━━━ Task material ━━━
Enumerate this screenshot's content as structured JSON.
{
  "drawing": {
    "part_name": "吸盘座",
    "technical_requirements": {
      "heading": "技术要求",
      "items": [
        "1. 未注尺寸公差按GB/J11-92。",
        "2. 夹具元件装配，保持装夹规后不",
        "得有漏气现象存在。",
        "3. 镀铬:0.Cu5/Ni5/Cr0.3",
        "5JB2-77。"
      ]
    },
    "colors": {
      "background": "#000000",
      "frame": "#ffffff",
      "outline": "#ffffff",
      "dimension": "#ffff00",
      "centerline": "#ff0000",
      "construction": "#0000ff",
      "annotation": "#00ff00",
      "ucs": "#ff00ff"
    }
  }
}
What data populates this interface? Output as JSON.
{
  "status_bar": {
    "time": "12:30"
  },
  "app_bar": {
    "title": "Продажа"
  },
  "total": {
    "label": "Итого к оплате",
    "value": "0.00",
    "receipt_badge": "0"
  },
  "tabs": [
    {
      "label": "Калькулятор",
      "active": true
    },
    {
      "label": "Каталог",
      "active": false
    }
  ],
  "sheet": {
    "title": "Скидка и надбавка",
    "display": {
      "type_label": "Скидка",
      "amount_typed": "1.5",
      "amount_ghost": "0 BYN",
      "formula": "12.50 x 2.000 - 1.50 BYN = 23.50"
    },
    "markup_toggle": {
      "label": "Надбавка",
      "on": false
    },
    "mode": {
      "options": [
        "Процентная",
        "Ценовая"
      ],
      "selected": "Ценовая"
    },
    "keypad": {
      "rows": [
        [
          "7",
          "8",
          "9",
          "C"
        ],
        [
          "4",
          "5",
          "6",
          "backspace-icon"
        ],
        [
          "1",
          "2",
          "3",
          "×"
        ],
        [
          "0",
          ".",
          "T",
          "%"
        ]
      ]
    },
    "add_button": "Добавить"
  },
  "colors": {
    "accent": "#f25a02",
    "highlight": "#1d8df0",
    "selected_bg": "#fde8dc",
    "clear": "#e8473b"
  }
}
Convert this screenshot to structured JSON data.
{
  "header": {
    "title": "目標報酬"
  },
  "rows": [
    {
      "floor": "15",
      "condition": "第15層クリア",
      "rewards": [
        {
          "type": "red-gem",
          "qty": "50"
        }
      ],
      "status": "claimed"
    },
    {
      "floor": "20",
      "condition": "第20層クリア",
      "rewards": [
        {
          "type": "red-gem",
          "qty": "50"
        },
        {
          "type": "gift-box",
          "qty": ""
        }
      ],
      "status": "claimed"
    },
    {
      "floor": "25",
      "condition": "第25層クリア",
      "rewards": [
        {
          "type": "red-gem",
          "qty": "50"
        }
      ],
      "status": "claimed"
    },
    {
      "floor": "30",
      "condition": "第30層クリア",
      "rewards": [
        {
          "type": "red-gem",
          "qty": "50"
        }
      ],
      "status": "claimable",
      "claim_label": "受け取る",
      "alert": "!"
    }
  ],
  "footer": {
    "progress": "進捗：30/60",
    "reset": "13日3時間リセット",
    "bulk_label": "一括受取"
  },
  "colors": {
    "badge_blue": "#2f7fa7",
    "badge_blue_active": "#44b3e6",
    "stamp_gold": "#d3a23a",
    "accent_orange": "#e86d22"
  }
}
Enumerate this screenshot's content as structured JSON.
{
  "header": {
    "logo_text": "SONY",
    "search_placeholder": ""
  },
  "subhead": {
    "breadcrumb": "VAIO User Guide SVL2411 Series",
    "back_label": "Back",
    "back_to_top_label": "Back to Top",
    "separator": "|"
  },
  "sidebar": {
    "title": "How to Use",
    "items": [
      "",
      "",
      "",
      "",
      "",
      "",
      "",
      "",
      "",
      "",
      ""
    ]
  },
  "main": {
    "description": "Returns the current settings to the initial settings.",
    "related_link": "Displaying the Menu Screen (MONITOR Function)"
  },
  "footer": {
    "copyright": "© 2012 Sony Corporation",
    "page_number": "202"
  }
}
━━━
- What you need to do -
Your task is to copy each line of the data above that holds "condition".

- Response to the exercise -
      "condition": "第15層クリア",
      "condition": "第20層クリア",
      "condition": "第25層クリア",
      "condition": "第30層クリア",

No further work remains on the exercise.